My typical set-up for discussions is to split students into groups; in one current class students were randomly assigned to groups of 5-6, in the other they were allowed to self-select based on topic of interest. Students are provided with a prompt or a task for their initial post (e.g., post a picture or video that illustrates something you learned about cognitive development in the first two years of life, and write at least a paragraph explaining what concept or stage of development you think it illustrates and why). The next week, students must respond to at least two of their group mates' posts, and are given an additional prompt or task (e.g., make connections between the original post and what you have since learned about psychosocial development in the first two years - for example, how might language and attachment be related?). 

So let's do a little math. 

I am currently teaching 2 courses. In one course I have 81 students, and in the other, 75, for a total of 156 students.
156 students x (1 post + 2 replies) every other week = 468 entries 
468 entries x 5 (that's how many posts I have them complete over the semester) = 2340 entries to grade
Even at 5 minutes an entry to grade, that's the better part of my summer gone.

Okay, so clearly, particularly without any TA support, this is not actually what I'm doing.
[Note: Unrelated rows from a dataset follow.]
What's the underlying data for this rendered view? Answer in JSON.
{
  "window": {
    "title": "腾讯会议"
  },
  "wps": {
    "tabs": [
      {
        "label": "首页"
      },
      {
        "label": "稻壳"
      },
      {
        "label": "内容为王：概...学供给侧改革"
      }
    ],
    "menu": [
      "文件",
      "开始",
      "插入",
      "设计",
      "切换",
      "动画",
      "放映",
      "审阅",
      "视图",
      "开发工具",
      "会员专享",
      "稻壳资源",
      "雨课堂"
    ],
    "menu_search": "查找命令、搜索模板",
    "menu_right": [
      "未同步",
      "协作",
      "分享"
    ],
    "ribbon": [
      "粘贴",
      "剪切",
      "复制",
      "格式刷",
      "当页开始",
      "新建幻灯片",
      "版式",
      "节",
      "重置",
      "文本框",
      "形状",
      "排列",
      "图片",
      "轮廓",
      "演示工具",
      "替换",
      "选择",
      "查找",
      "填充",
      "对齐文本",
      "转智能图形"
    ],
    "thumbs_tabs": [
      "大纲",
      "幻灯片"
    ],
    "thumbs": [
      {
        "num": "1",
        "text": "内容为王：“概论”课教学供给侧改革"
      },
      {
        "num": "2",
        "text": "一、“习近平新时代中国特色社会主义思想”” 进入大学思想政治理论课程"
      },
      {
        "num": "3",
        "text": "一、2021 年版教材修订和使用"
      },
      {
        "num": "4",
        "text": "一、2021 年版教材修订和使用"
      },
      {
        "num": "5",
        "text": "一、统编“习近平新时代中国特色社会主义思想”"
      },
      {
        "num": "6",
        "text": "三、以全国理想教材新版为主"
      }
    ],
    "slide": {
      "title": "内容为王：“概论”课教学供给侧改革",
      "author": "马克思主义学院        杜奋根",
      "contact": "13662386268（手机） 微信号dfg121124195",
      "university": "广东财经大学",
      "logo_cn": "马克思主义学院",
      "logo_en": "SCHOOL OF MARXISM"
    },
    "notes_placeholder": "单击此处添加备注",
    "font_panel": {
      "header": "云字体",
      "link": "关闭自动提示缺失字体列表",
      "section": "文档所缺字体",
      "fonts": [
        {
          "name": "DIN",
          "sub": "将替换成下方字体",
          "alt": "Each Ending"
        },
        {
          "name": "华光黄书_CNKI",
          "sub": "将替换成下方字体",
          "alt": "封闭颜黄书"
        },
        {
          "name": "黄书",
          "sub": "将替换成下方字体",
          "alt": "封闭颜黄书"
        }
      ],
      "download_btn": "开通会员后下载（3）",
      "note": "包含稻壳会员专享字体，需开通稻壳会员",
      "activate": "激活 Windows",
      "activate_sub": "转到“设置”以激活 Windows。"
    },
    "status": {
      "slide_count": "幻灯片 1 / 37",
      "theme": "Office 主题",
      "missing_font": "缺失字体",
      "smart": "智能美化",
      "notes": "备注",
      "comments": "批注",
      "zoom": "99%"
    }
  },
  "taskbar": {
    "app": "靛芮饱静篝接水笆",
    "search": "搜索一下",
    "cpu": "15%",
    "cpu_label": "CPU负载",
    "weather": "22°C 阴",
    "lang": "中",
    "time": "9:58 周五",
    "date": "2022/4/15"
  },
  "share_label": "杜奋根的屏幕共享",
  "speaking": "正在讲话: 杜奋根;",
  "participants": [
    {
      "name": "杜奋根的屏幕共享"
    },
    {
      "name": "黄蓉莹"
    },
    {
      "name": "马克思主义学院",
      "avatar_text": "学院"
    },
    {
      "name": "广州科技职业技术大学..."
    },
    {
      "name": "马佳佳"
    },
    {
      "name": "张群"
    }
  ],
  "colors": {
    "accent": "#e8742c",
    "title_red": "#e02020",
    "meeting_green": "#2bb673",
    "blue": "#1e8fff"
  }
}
Instead, I've told students that I randomly select who will be graded each time there is a discussion and reply due, but they don't know when they will get graded, so they'd be wise to produce quality work each time around. 

Think of it this way - I don't have to eat the whole pie to know it's delicious. Likewise, I don't have to taste everything a baker makes to rant or rave about his or her creations. I can eat just a small sample, give a review, and not end up feeling sick.

This semester, I decided that each student will receive feedback from me at least twice, with the first time being within the first 3 weeks of classes. Then I plotted out a spreadsheet with all students and all due dates, and (somewhat) randomly selected who would get graded when. As I grade, I give full marks to those who posted on time but aren't selected for that week (or 0 to those who didn't post or posted late), and read only the entries written by the "lucky few". And I only grade posts once the replies have also been written, so I only go into the discussion boards (or actually, the SpeedGrader, because we use Canvas) once per grading session. 

Some more math:
I average around 12 students per class per grading "session"
So (12 students x 2 classes) x (1 post + 2 replies) = 72 entries per "grading session" on average
OR 156 students x (1 post + 2 replies) x 2 (times each student gets graded) = 936 entries to grade during the semester - that's a drop of 60% in terms of what needs to get graded, and I get my summer (and sanity) back!

This is the first time doing this for me, but it's not a particularly new approach to grading. Although some (especially students) seem to think this approach to grading is arbitrary, and thus this approach can be somewhat controversial, I stand by the assumptions of random sampling, and my students haven't complained yet. My experience is also that students are getting more and higher quality feedback than they would have if I were responding to each and every post.

So I can have my pie and eat it too.